§ **EXERCISE PROMPT**
Repeat the records below exactly as they appear, leaving out any pictures.

[Website and app data records]
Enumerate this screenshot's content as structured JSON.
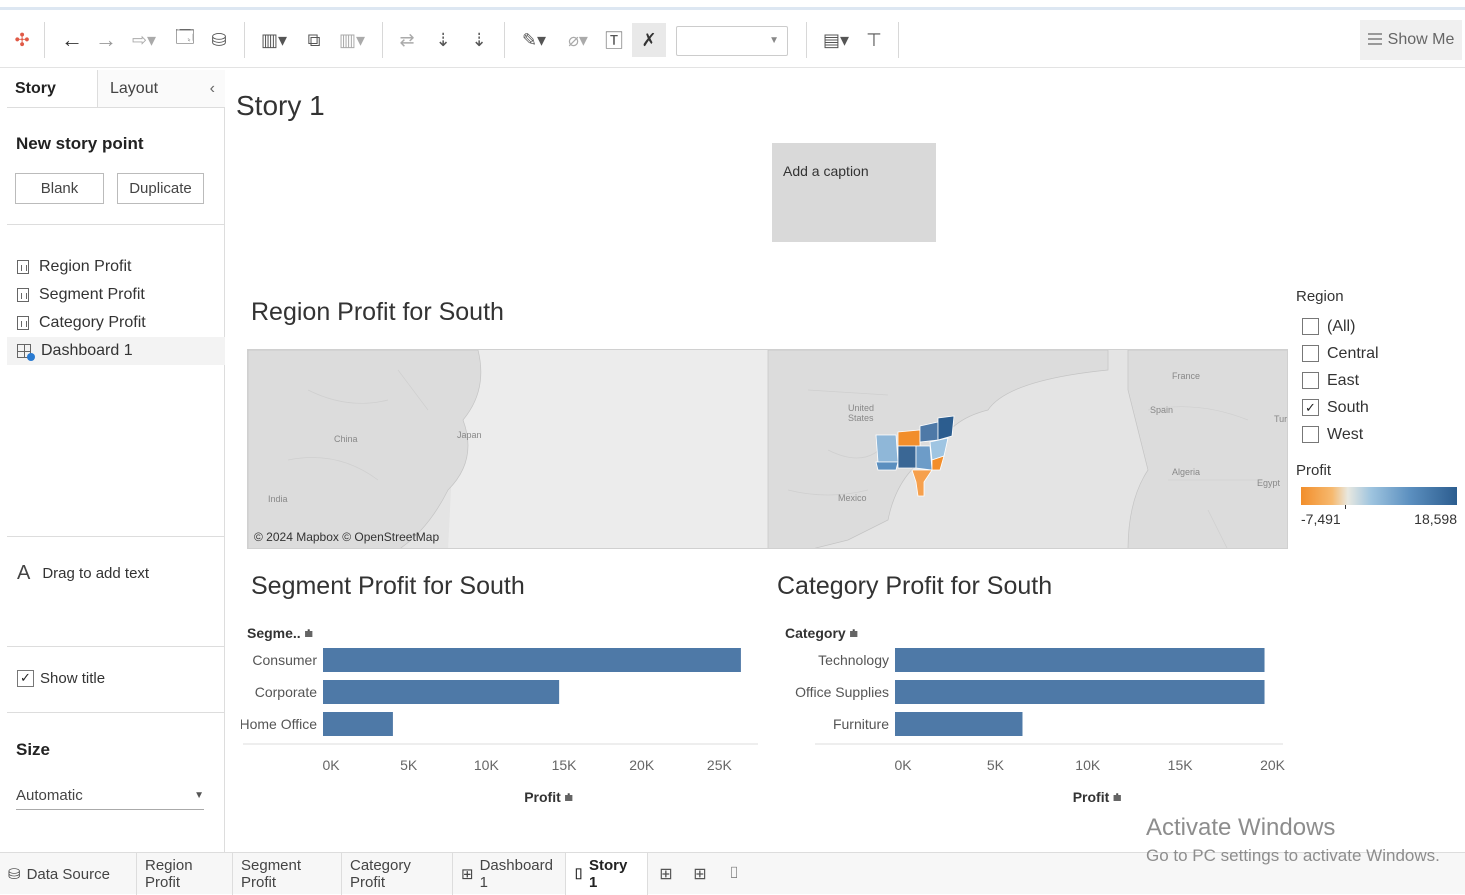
{
  "toolbar": {
    "show_me": "Show Me",
    "icons": [
      "tableau-logo-icon",
      "back-icon",
      "forward-icon",
      "redo-icon",
      "save-icon",
      "new-datasource-icon",
      "new-worksheet-icon",
      "duplicate-icon",
      "clear-icon",
      "swap-icon",
      "sort-asc-icon",
      "sort-desc-icon",
      "highlight-icon",
      "paperclip-icon",
      "text-label-icon",
      "pin-clear-icon",
      "fit-icon",
      "presentation-icon"
    ]
  },
  "left_panel": {
    "tabs": {
      "story": "Story",
      "layout": "Layout"
    },
    "new_story_point": "New story point",
    "blank_button": "Blank",
    "duplicate_button": "Duplicate",
    "sheets": [
      {
        "label": "Region Profit",
        "type": "worksheet"
      },
      {
        "label": "Segment Profit",
        "type": "worksheet"
      },
      {
        "label": "Category Profit",
        "type": "worksheet"
      },
      {
        "label": "Dashboard 1",
        "type": "dashboard"
      }
    ],
    "drag_text": "Drag to add text",
    "show_title": "Show title",
    "show_title_checked": true,
    "size_heading": "Size",
    "size_value": "Automatic"
  },
  "main": {
    "story_title": "Story 1",
    "caption": "Add a caption",
    "region_title": "Region Profit for  South",
    "segment_title": "Segment Profit for South",
    "category_title": "Category Profit for South",
    "map_credit": "© 2024 Mapbox © OpenStreetMap",
    "map_labels": {
      "china": "China",
      "japan": "Japan",
      "india": "India",
      "us": "United States",
      "mexico": "Mexico",
      "france": "France",
      "spain": "Spain",
      "algeria": "Algeria",
      "egypt": "Egypt",
      "turkey": "Turl"
    }
  },
  "legend": {
    "region_title": "Region",
    "regions": [
      {
        "label": "(All)",
        "checked": false
      },
      {
        "label": "Central",
        "checked": false
      },
      {
        "label": "East",
        "checked": false
      },
      {
        "label": "South",
        "checked": true
      },
      {
        "label": "West",
        "checked": false
      }
    ],
    "profit_title": "Profit",
    "profit_min": "-7,491",
    "profit_max": "18,598",
    "colors": {
      "negative": "#f28e2b",
      "positive": "#2c5d8f"
    }
  },
  "chart_data": [
    {
      "type": "bar",
      "title": "Segment Profit for South",
      "category_header": "Segme..",
      "categories": [
        "Consumer",
        "Corporate",
        "Home Office"
      ],
      "values": [
        26900,
        15200,
        4500
      ],
      "xlabel": "Profit",
      "xlim": [
        0,
        28000
      ],
      "ticks": [
        0,
        5000,
        10000,
        15000,
        20000,
        25000
      ],
      "tick_labels": [
        "0K",
        "5K",
        "10K",
        "15K",
        "20K",
        "25K"
      ],
      "color": "#4e79a7"
    },
    {
      "type": "bar",
      "title": "Category Profit for South",
      "category_header": "Category",
      "categories": [
        "Technology",
        "Office Supplies",
        "Furniture"
      ],
      "values": [
        20000,
        20000,
        6900
      ],
      "xlabel": "Profit",
      "xlim": [
        0,
        21000
      ],
      "ticks": [
        0,
        5000,
        10000,
        15000,
        20000
      ],
      "tick_labels": [
        "0K",
        "5K",
        "10K",
        "15K",
        "20K"
      ],
      "color": "#4e79a7"
    }
  ],
  "bottom_tabs": {
    "data_source": "Data Source",
    "region_profit": "Region Profit",
    "segment_profit": "Segment Profit",
    "category_profit": "Category Profit",
    "dashboard": "Dashboard 1",
    "story": "Story 1"
  },
  "watermark": {
    "line1": "Activate Windows",
    "line2": "Go to PC settings to activate Windows."
  }
}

§ **THE COMPLETED TASK**
Enumerate this screenshot's content as structured JSON.
{
  "toolbar": {
    "show_me": "Show Me",
    "icons": [
      "tableau-logo-icon",
      "back-icon",
      "forward-icon",
      "redo-icon",
      "save-icon",
      "new-datasource-icon",
      "new-worksheet-icon",
      "duplicate-icon",
      "clear-icon",
      "swap-icon",
      "sort-asc-icon",
      "sort-desc-icon",
      "highlight-icon",
      "paperclip-icon",
      "text-label-icon",
      "pin-clear-icon",
      "fit-icon",
      "presentation-icon"
    ]
  },
  "left_panel": {
    "tabs": {
      "story": "Story",
      "layout": "Layout"
    },
    "new_story_point": "New story point",
    "blank_button": "Blank",
    "duplicate_button": "Duplicate",
    "sheets": [
      {
        "label": "Region Profit",
        "type": "worksheet"
      },
      {
        "label": "Segment Profit",
        "type": "worksheet"
      },
      {
        "label": "Category Profit",
        "type": "worksheet"
      },
      {
        "label": "Dashboard 1",
        "type": "dashboard"
      }
    ],
    "drag_text": "Drag to add text",
    "show_title": "Show title",
    "show_title_checked": true,
    "size_heading": "Size",
    "size_value": "Automatic"
  },
  "main": {
    "story_title": "Story 1",
    "caption": "Add a caption",
    "region_title": "Region Profit for  South",
    "segment_title": "Segment Profit for South",
    "category_title": "Category Profit for South",
    "map_credit": "© 2024 Mapbox © OpenStreetMap",
    "map_labels": {
      "china": "China",
      "japan": "Japan",
      "india": "India",
      "us": "United States",
      "mexico": "Mexico",
      "france": "France",
      "spain": "Spain",
      "algeria": "Algeria",
      "egypt": "Egypt",
      "turkey": "Turl"
    }
  },
  "legend": {
    "region_title": "Region",
    "regions": [
      {
        "label": "(All)",
        "checked": false
      },
      {
        "label": "Central",
        "checked": false
      },
      {
        "label": "East",
        "checked": false
      },
      {
        "label": "South",
        "checked": true
      },
      {
        "label": "West",
        "checked": false
      }
    ],
    "profit_title": "Profit",
    "profit_min": "-7,491",
    "profit_max": "18,598",
    "colors": {
      "negative": "#f28e2b",
      "positive": "#2c5d8f"
    }
  },
  "chart_data": [
    {
      "type": "bar",
      "title": "Segment Profit for South",
      "category_header": "Segme..",
      "categories": [
        "Consumer",
        "Corporate",
        "Home Office"
      ],
      "values": [
        26900,
        15200,
        4500
      ],
      "xlabel": "Profit",
      "xlim": [
        0,
        28000
      ],
      "ticks": [
        0,
        5000,
        10000,
        15000,
        20000,
        25000
      ],
      "tick_labels": [
        "0K",
        "5K",
        "10K",
        "15K",
        "20K",
        "25K"
      ],
      "color": "#4e79a7"
    },
    {
      "type": "bar",
      "title": "Category Profit for South",
      "category_header": "Category",
      "categories": [
        "Technology",
        "Office Supplies",
        "Furniture"
      ],
      "values": [
        20000,
        20000,
        6900
      ],
      "xlabel": "Profit",
      "xlim": [
        0,
        21000
      ],
      "ticks": [
        0,
        5000,
        10000,
        15000,
        20000
      ],
      "tick_labels": [
        "0K",
        "5K",
        "10K",
        "15K",
        "20K"
      ],
      "color": "#4e79a7"
    }
  ],
  "bottom_tabs": {
    "data_source": "Data Source",
    "region_profit": "Region Profit",
    "segment_profit": "Segment Profit",
    "category_profit": "Category Profit",
    "dashboard": "Dashboard 1",
    "story": "Story 1"
  },
  "watermark": {
    "line1": "Activate Windows",
    "line2": "Go to PC settings to activate Windows."
  }
}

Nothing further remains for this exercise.